His report made several recommendations, including that the doctor be charged under the territory’s Access to Information and Protection of Privacy Act.
Steele acknowledged it would be unlikely that the territory would lay charges because jurisdiction is not well defined, the maximum $5,000 fine might not be worth the trouble, and there is a six-month limitation period.
Main cited that six-month limitation in his decision not to prosecute.
However, Main opened the door to creating an administrative penalty regime for privacy act offences.
Administrative penalties are commonly used in Canadian provinces and municipalities to enforce territorial and provincial laws and bylaws through fines and other deterrents.
Steele said he is aware prosecution is nearly impossible and he understands why the Health Department is not pursuing it.
“The privacy law needs more teeth,” Steele told Nunatsiaq News in an email.
“I’m happy to see the minister acknowledge that there’s a problem there, and he seems willing to work with me to see if we can improve the law.”
Steele also recommended the department develop a privacy “anti-intrusion plan,” start using software to identify “red-flag” behaviours in accessing medical records, and that the department identify someone to follow up on those red flags.
“The Department of Health accepts the majority of recommendations and has already completed some of the work,” stated Main in his response.
The department is updating its medical records software and has identified an individual to follow up on red flags.
Steele has previously recommended the department bolster privacy controls for medical records.
He raised the issue in 2020 after a similar privacy intrusion within the department. The minister committed at the time to update privacy protocols but, Steele said, three years later that work had still not begun.
Steele asked the Department of Health to update his office by the end of this year on its work to upgrade privacy controls, which Main said the department will do.
Main did not accept every recommendation.
He said the department will not develop a privacy anti-intrusion plan, instead deferring this work to the territorial government as a whole. Citing safety concerns, he also said the department will not modify its medical records system to block a particular user from accessing certain health records.
Where is the doctor?
It’s not clear whether or where the doctor at the centre of Steele’s report is still practising.
Nunavut’s licensing body continues to investigate the allegations.
In March, a Health Department spokesperson told Nunatsiaq News the Government of Nunavut had ended all its contracts with the doctor in question, who by then had left the territory.

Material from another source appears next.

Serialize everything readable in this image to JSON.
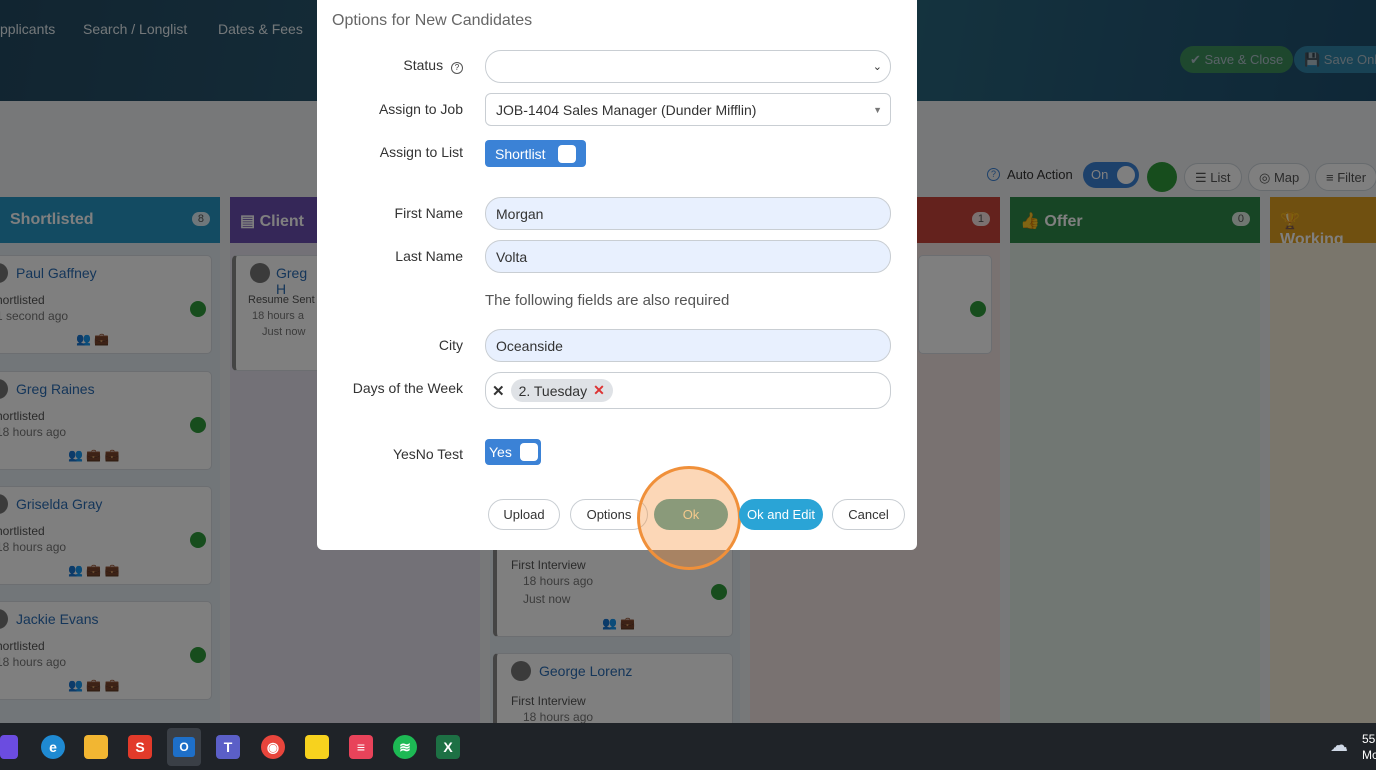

The allegations have also been reported to the colleges of physicians in Ontario and Quebec, where the doctor is licensed to practice.
Nunatsiaq News has been unable to determine whether investigations have been opened in either province.